By Bettina Gray
A REVIEW OF “ETTY” BY SUSAN STEIN
The best of music and theater transport us somewhere outside our own particular time and place, even beyond our own cultural and religious coordinates. By allowing us outside our boundaries, they offer a chance for fresh insight and inspiration. Susan Stein’s one-woman play “Etty,” directed by Austin Pendleton, does just that. In this Amnesty International Award-nominated play, actress Stein introduces us to a most remarkable and spiritually inquisitive young Dutch Jewish woman of the early 1940s. Drawn entirely from the dairies and letters of Etty Hillesum, we experience a remarkable kind of theater-as-time-travel.
Etty Hillisum walks into the room straight from Amsterdam in 1942, carrying nothing but her suitcase, sits down for an hour and talks with us, directly and frankly.
She talks about wrestling with life and love and spirit, about unflinchingly staring down reality but not allowing others to make one a victim, about claiming what comes in life and finding meaning in it. She talks about compassion – even for the enemy.

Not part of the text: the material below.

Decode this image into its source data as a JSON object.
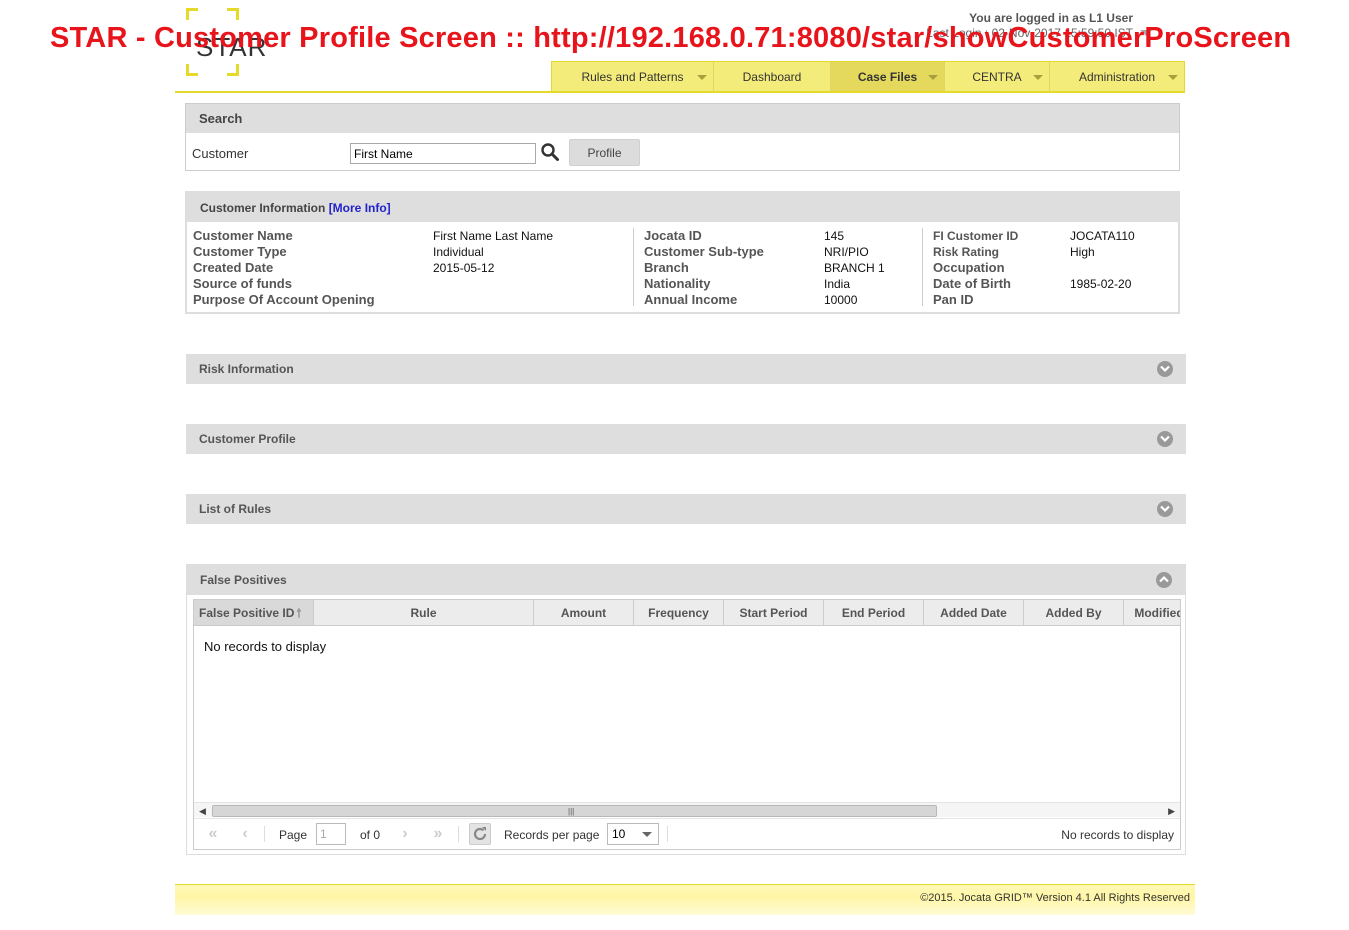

Etty Hillesum died in Auschwitz in 1943, but she left most amazing and spiritually challenging diaries. Hoping to become a writer, her diaries take on their own literary life, presenting her growth as a writer and her spiritual transformation in the midst of the unimaginable horrors encroaching on her life.
In the diaries Etty explores spirituality with a curiosity and drive that feels absolutely contemporary today. She read widely and was influenced by Christian and Buddhist writers as well as her own Jewish tradition. Though often by very unconventional paths, Ettypieces together her own meaning through exploring sexuality, ethics, spiritual teaching, work and self discipline, and even her own extemporaneous versions of prayer.
In the play’s second act, actress and playwright Susan Stein propels the conversation into our own times and our own wrestling match with reality by leading an audience-generated dialogue.
In this touching exploration of the human spirit, wrapped in a novel approach to theater, Ms. Stein gives a renewed life to Etty, challenging each of us to look at our own point in time with compassion and insight. I asked her who her best audience for “Etty” had been, and she had a most unusual answer – prisoners. She has just returned from a tour of the United Kingdom where three of her performances were at high security prisons.
I would hope that this audience would also become the growing interfaith community and those organizations who might consider hosting a performance. As Dr. Sabine von Mering of the Center for German and European Studies at Brandeis University wrote: “[Etty’s] fascination with Christianity, Buddhism, and Judaism is a wonderful inspiration for the dialogue our time so desperately needs.”
In a vision of the future beyond the horror of the events of her time, Etty thought she foresaw a new world emerging and asked us not to leave her at Auschwitz but to let her have a “bit of a say” in what she hopes would be that new world. We don’t face the holocaust she faced, but we do face a very troubled world, a world that can use the transcendent message Etty wrote and lived.
“Etty” has been performed on tour most recently in the United Kingdom and is currently being seen throughout California (February/March 2015). For a schedule of upcoming performances, a video clip of the play, and details about how to book a performance, visit the Ettyplay website.